Los Alamos National Laboratory researchers take on H2 truck technologySeptember 8, 2021
The lab is working as a part of a consortium aimed to develop hydrogen fuel cells for big rigs.
A team of Los Alamos National Laboratory researchers have been tasked with researching H2 truck technology to help develop fuel cells that will work well on large trucks. The goal is to come up with a viable alternative for diesel-burning engines.
Scientists agree that zero-emission transport is needed immediately to decarbonize our economy.
A Los Alamos researcher stated that the H2 truck technology they develop could revolutionize overland transport.
“Really, the time to get [hydrogen fuel] trucks out on the road is now,” said lab scientist and fuel cell program manager Rod Borup.
The project has been nicknamed “the million-mile fuel cell truck.” Their target is to come up with a technology that they would be able to market to the trucking industry within the near future.
The Los Alamos lab isn’t alone in this effort. It is working as a part of a consortium that includes a number of national laboratories as well as the US Department of Energy’s Office of Energy Efficiency and Renewable Energy branch. Furthermore, it has partnered with a number of corporations in this research, including General Motors and Ford and 3M, in addition to the University of Tennessee, Georgia Tech, and several start-ups.
H2 truck technology is viewed as a clean-energy alternative to fossil fuels for transportation on roads.
The choice to focus on hydrogen fuel aligns with both state and federal targets for slashing greenhouse gas emissions, explained Borup. Last year, the transportation sector – which includes all forms of transportation, not just trucking – burned through 44.6 billion gallons of diesel fuel, according to data from the US Energy Administration.

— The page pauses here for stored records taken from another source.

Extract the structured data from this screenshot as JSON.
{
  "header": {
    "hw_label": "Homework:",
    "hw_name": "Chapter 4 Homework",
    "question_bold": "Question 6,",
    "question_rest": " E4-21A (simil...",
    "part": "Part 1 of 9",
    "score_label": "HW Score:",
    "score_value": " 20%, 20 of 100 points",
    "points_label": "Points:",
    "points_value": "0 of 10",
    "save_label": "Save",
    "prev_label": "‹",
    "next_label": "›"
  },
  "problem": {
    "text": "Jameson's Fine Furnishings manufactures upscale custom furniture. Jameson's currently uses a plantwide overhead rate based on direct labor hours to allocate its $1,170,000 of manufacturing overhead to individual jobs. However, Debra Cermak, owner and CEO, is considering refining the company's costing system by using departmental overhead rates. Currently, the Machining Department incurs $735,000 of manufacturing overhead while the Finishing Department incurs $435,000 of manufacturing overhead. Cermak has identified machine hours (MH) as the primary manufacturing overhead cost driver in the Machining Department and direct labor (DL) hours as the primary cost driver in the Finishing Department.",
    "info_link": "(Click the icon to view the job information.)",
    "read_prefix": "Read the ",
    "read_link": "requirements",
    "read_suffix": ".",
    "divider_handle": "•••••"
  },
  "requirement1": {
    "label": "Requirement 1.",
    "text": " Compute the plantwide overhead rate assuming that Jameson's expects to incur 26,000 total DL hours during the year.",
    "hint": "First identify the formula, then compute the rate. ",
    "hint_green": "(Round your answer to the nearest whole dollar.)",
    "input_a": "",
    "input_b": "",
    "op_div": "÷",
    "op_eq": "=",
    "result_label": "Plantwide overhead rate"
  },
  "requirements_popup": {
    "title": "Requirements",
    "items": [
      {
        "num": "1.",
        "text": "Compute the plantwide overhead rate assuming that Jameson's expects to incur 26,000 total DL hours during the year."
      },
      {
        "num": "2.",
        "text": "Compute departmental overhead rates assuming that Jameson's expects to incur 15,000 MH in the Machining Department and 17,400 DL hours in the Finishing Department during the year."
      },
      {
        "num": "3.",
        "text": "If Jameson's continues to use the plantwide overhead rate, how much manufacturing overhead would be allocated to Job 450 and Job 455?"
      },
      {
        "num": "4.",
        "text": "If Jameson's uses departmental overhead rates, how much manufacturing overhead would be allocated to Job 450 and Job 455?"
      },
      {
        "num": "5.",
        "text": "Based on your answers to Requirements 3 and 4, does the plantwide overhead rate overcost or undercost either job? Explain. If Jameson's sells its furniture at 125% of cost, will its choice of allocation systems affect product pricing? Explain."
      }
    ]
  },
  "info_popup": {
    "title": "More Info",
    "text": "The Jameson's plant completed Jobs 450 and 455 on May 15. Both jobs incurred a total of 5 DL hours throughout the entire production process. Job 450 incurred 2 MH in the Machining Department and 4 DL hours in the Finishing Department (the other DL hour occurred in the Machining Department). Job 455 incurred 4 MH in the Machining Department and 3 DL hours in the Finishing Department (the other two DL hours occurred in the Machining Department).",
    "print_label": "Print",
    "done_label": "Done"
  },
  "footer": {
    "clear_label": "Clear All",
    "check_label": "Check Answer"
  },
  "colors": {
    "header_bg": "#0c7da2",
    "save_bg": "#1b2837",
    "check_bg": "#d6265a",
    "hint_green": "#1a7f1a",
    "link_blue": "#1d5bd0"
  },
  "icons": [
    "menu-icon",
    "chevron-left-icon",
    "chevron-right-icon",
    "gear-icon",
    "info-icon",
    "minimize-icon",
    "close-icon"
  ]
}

Earlier in 2021, President Joe Biden signed an executive order with a 2030 target for half of US vehicles on the roads to be zero emission producers. The goal of the consortium is to create H2 truck technology that will last for about 30,000 driving hours, which equates to around 1 million miles (which explains the project’s nickname), said Borup. While the lab has been working on fuel cells to some degree since the late 1970s, this new project will apply a considerably higher amount of focus and greater resources to the technology’s development.